On November 4, twenty-five students, faculty, and administrators at St. Edward’s University (SEU) participated in a deliberative forum on Democracy’s Challenge: Reclaiming the Public’s Role. Organized by the SEU New College, the university’s program for working adults, the goal of the forum was to explore different ways that students can learn and practice their roles as citizens.
During the two and a half hour forum, participants explored the role of higher education in helping students to recognize their own unique contribution to our democracy and discussed ways to inspire them to become engaged citizens. Using a discussion guide prepared by the National Issues Forums Institute, participants considered three perspectives of what it would take to reclaim the public’s role in democracy.
Even though participants agreed the the university needs to provide students with opportunities for citizen engagement, the group recognized various barriers within educational institutions and within society that can prevent people from participating fully.
The lack of trust in government, the disconnect people feel with the process, the inability to talk about tough issues without polarizing around the differences, the loss of our public spaces used for public deliberation – all of these items were explored with a spirit of curiosity and respect. One of the most compelling ideas to come out of the discussion was an awareness that civic engagement in the future might look very different than what it has looked like in the past.
While it wasn’t immediately clear how dialogue and deliberation could be used more fully on campus, there seemed to be agreement that the skills would be important for SEU graduates, and that students could use these skills out in the community as they talk about issues that matter to them. New College is also considering whether or not to use this process in their required mission courses that every student takes upon entering New College. The university has already scheduled a follow up to the forum, which will be a two day Moderator Training on Jan. 8-9 on the St. Edward’s campus.

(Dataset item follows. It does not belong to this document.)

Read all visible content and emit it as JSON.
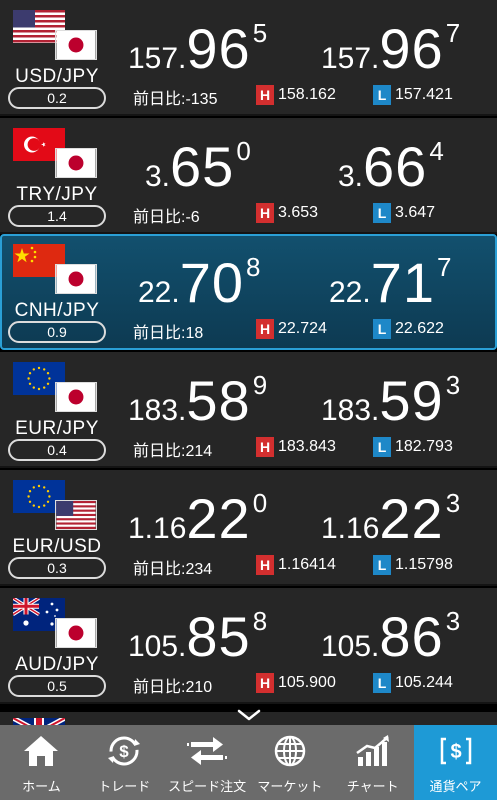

Following the event, Vicki Totten, who helped organize the event for New College faculty and students, said
I am excited about the potential of using dialogue and deliberation to help students talk about difficult issues in the classroom.
She added that deliberation might be an important foundation for any student, since in order to work on difficult issues, it is important to be able to know how to move a discussion from a debate toward true dialogue.
Another important aspect of the deliberative model is that it emphasizes the need to understand the important role that values play in forming our perspectives, an important hallmark of a St. Edward’s education.
This forum, a project of the LBJ Presidential Library was one of dozens of forums being held by all twelve presidential libraries across the country, and made possible with funding from the National Archives and Records Administration and the National Issues Forums.